**DATASET EXCERPTS**
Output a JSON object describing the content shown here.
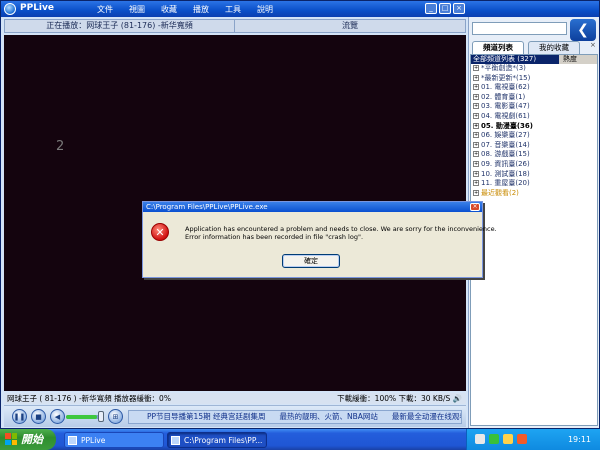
{
  "window": {
    "app_title": "PPLive",
    "menu": [
      "文件",
      "視圖",
      "收藏",
      "播放",
      "工具",
      "說明"
    ],
    "buttons": {
      "minimize": "_",
      "maximize": "□",
      "close": "×"
    }
  },
  "player": {
    "now_playing": "正在播放：网球王子 (81-176) -新华寬頻",
    "browse_tab": "流覽",
    "channel_number": "2"
  },
  "status": {
    "left": "网球王子 ( 81-176 ) -新华寬頻  播放器緩衝：0%",
    "right": "下載緩衝：100%   下載：30 KB/S   🔊"
  },
  "controls": {
    "pause": "❚❚",
    "stop": "■",
    "volume": "◀",
    "screen": "⊞",
    "volume_level": 0.85,
    "ticker": [
      "PP节目导播第15期 经典宫廷剧集周",
      "最热的靓明、火箭、NBA网站",
      "最新最全动漫在线观看",
      "记"
    ]
  },
  "sidebar": {
    "search_placeholder": "",
    "close_label": "×",
    "tabs": [
      "頻道列表",
      "我的收藏"
    ],
    "header": {
      "name": "全部頻道列表 (327)",
      "heat": "熱度"
    },
    "items": [
      {
        "label": "*平衡創造*(3)",
        "style": "normal"
      },
      {
        "label": "*最新更新*(15)",
        "style": "normal"
      },
      {
        "label": "01. 電視臺(62)",
        "style": "normal"
      },
      {
        "label": "02. 體育臺(1)",
        "style": "normal"
      },
      {
        "label": "03. 電影臺(47)",
        "style": "normal"
      },
      {
        "label": "04. 電視劇(61)",
        "style": "normal"
      },
      {
        "label": "05. 動漫臺(36)",
        "style": "bold"
      },
      {
        "label": "06. 娛樂臺(27)",
        "style": "normal"
      },
      {
        "label": "07. 音樂臺(14)",
        "style": "normal"
      },
      {
        "label": "08. 游戲臺(15)",
        "style": "normal"
      },
      {
        "label": "09. 資訊臺(26)",
        "style": "normal"
      },
      {
        "label": "10. 測試臺(18)",
        "style": "normal"
      },
      {
        "label": "11. 重屋臺(20)",
        "style": "normal"
      },
      {
        "label": "最近觀看(2)",
        "style": "recent"
      }
    ]
  },
  "dialog": {
    "title": "C:\\Program Files\\PPLive\\PPLive.exe",
    "close": "×",
    "icon": "✕",
    "line1": "Application has encountered a problem and needs to close. We are sorry for the inconvenience.",
    "line2": "Error information has been recorded in file \"crash log\".",
    "ok_label": "確定"
  },
  "taskbar": {
    "start_label": "開始",
    "tasks": [
      "PPLive",
      "C:\\Program Files\\PP..."
    ],
    "clock": "19:11"
  },
  "colors": {
    "flag": [
      "#f25022",
      "#7fba00",
      "#00a4ef",
      "#ffb900"
    ],
    "tray": [
      "#e8e8e8",
      "#39c03a",
      "#ffd24a",
      "#f25b2a"
    ]
  }
}
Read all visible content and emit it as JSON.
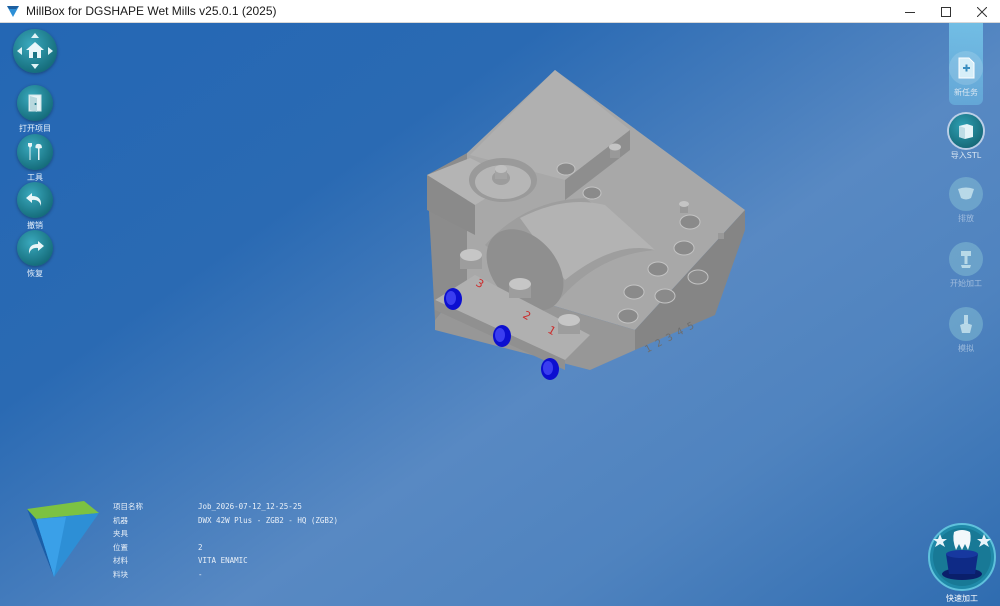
{
  "window": {
    "title": "MillBox for DGSHAPE Wet Mills v25.0.1 (2025)",
    "icon": "millbox-logo-icon"
  },
  "left_toolbar": {
    "items": [
      {
        "name": "home",
        "label": "",
        "icon": "home-nav-icon"
      },
      {
        "name": "open-project",
        "label": "打开项目",
        "icon": "open-door-icon"
      },
      {
        "name": "tools",
        "label": "工具",
        "icon": "tools-icon"
      },
      {
        "name": "undo",
        "label": "撤销",
        "icon": "undo-icon"
      },
      {
        "name": "redo",
        "label": "恢复",
        "icon": "redo-icon"
      }
    ]
  },
  "right_toolbar": {
    "items": [
      {
        "name": "new-task",
        "label": "新任务",
        "icon": "new-document-icon",
        "state": "highlighted"
      },
      {
        "name": "import-stl",
        "label": "导入STL",
        "icon": "import-stl-icon",
        "state": "active"
      },
      {
        "name": "nesting",
        "label": "排放",
        "icon": "nesting-icon",
        "state": "disabled"
      },
      {
        "name": "start-machining",
        "label": "开始加工",
        "icon": "machining-icon",
        "state": "disabled"
      },
      {
        "name": "simulate",
        "label": "模拟",
        "icon": "simulate-icon",
        "state": "disabled"
      }
    ]
  },
  "info": {
    "project_name_label": "项目名称",
    "project_name": "Job_2026-07-12_12-25-25",
    "machine_label": "机器",
    "machine": "DWX 42W Plus - ZGB2 - HQ (ZGB2)",
    "fixture_label": "夹具",
    "fixture": "",
    "position_label": "位置",
    "position": "2",
    "material_label": "材料",
    "material": "VITA ENAMIC",
    "block_label": "料块",
    "block": "-"
  },
  "fixture_model": {
    "slot_numbers": [
      "3",
      "2",
      "1"
    ],
    "engraved_numbers": "1 2 3 4 5"
  },
  "quick_mill": {
    "label": "快速加工",
    "icon": "magic-hat-tooth-icon"
  },
  "colors": {
    "background_top": "#2467b4",
    "background_mid": "#5889c3",
    "button_teal": "#17707f",
    "model_gray": "#a3a3a3",
    "pin_blue": "#0c0fd0",
    "slot_number_red": "#cc2b2b",
    "logo_green": "#7cc242",
    "logo_blue": "#2d8fd6"
  }
}
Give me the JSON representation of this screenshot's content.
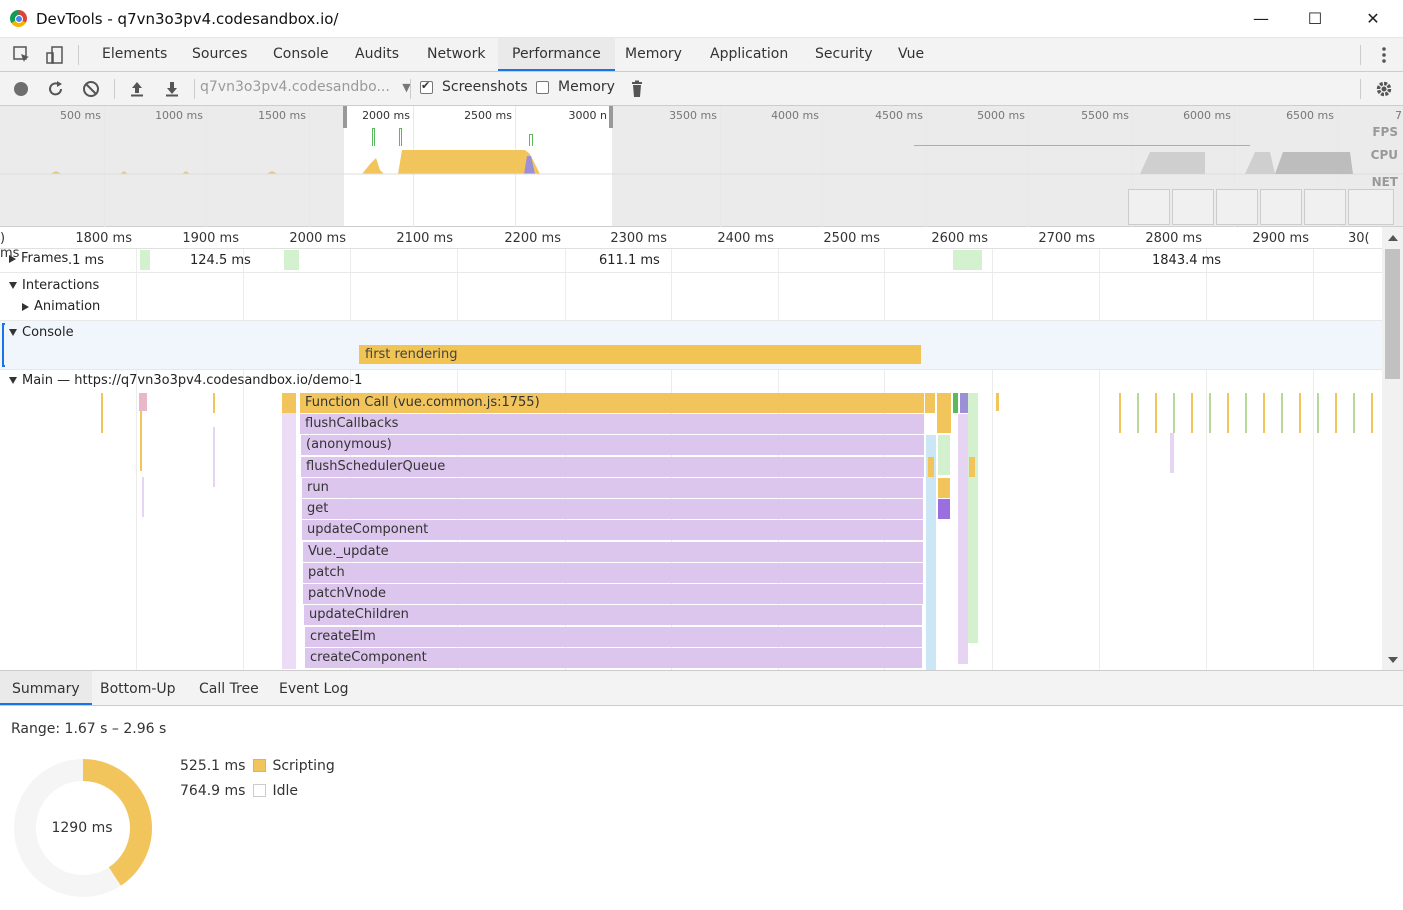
{
  "window": {
    "title": "DevTools - q7vn3o3pv4.codesandbox.io/",
    "minimize": "—",
    "maximize": "☐",
    "close": "✕"
  },
  "tabs": [
    "Elements",
    "Sources",
    "Console",
    "Audits",
    "Network",
    "Performance",
    "Memory",
    "Application",
    "Security",
    "Vue"
  ],
  "active_tab": "Performance",
  "toolbar": {
    "url_select": "q7vn3o3pv4.codesandbo...",
    "screenshots_label": "Screenshots",
    "screenshots_checked": true,
    "memory_label": "Memory",
    "memory_checked": false
  },
  "overview": {
    "ticks": [
      "500 ms",
      "1000 ms",
      "1500 ms",
      "2000 ms",
      "2500 ms",
      "3000 n",
      "3500 ms",
      "4000 ms",
      "4500 ms",
      "5000 ms",
      "5500 ms",
      "6000 ms",
      "6500 ms",
      "7"
    ],
    "labels": {
      "fps": "FPS",
      "cpu": "CPU",
      "net": "NET"
    }
  },
  "timeline": {
    "ticks": [
      ") ms",
      "1800 ms",
      "1900 ms",
      "2000 ms",
      "2100 ms",
      "2200 ms",
      "2300 ms",
      "2400 ms",
      "2500 ms",
      "2600 ms",
      "2700 ms",
      "2800 ms",
      "2900 ms",
      "30("
    ],
    "tracks": {
      "frames": "Frames",
      "interactions": "Interactions",
      "animation": "Animation",
      "console": "Console",
      "main": "Main — https://q7vn3o3pv4.codesandbox.io/demo-1"
    },
    "frame_values": [
      ".1 ms",
      "124.5 ms",
      "611.1 ms",
      "1843.4 ms"
    ],
    "console_event": "first rendering",
    "flame": [
      "Function Call (vue.common.js:1755)",
      "flushCallbacks",
      "(anonymous)",
      "flushSchedulerQueue",
      "run",
      "get",
      "updateComponent",
      "Vue._update",
      "patch",
      "patchVnode",
      "updateChildren",
      "createElm",
      "createComponent"
    ]
  },
  "bottom_tabs": [
    "Summary",
    "Bottom-Up",
    "Call Tree",
    "Event Log"
  ],
  "active_bottom_tab": "Summary",
  "summary": {
    "range": "Range: 1.67 s – 2.96 s",
    "total": "1290 ms",
    "items": [
      {
        "value": "525.1 ms",
        "label": "Scripting",
        "color": "#f2c55c"
      },
      {
        "value": "764.9 ms",
        "label": "Idle",
        "color": "#ffffff"
      }
    ]
  },
  "colors": {
    "accent": "#1a73e8",
    "scripting": "#f2c55c",
    "rendering": "#ddc6ee",
    "frames": "#d3f0cf"
  }
}
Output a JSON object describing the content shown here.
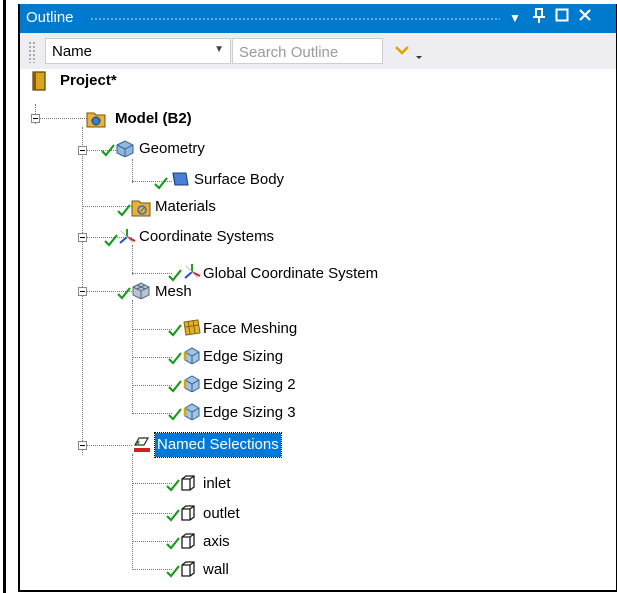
{
  "panel": {
    "title": "Outline",
    "title_buttons": [
      "▾",
      "ᵩ",
      "□",
      "✕"
    ]
  },
  "toolbar": {
    "filter_value": "Name",
    "search_placeholder": "Search Outline"
  },
  "tree": {
    "project": "Project*",
    "model": "Model (B2)",
    "geometry": "Geometry",
    "surface_body": "Surface Body",
    "materials": "Materials",
    "coordinate_systems": "Coordinate Systems",
    "global_coordinate_system": "Global Coordinate System",
    "mesh": "Mesh",
    "face_meshing": "Face Meshing",
    "edge_sizing": "Edge Sizing",
    "edge_sizing_2": "Edge Sizing 2",
    "edge_sizing_3": "Edge Sizing 3",
    "named_selections": "Named Selections",
    "inlet": "inlet",
    "outlet": "outlet",
    "axis": "axis",
    "wall": "wall"
  },
  "colors": {
    "title_bar": "#007acc",
    "selection": "#0078d7",
    "status_check": "#1a9a1a",
    "toolbar_bg": "#eeeef2"
  }
}
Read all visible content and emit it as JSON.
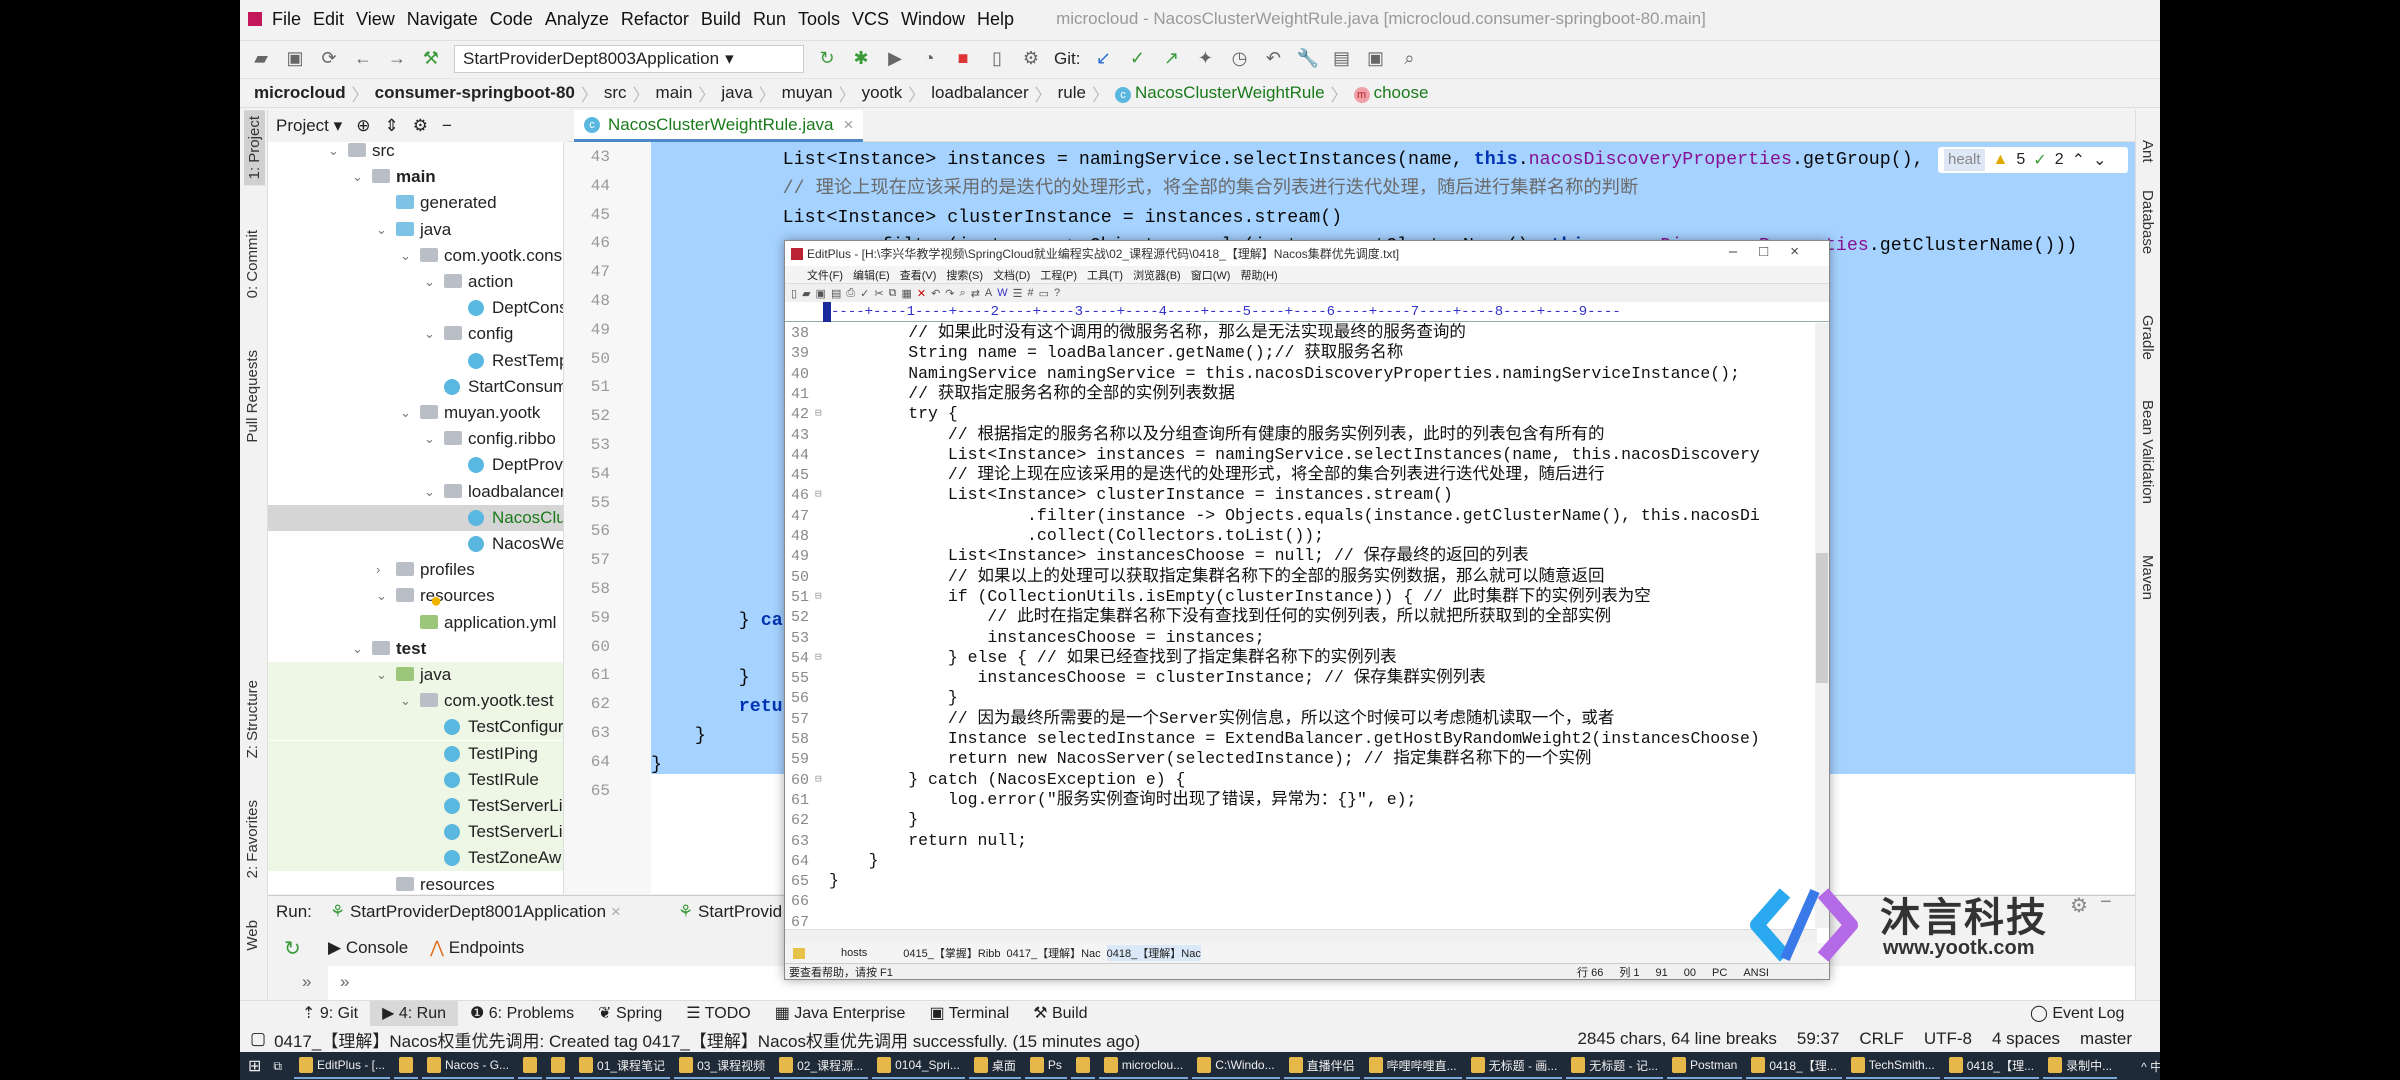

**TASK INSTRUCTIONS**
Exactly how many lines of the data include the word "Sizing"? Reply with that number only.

**TASK OUTPUT**
3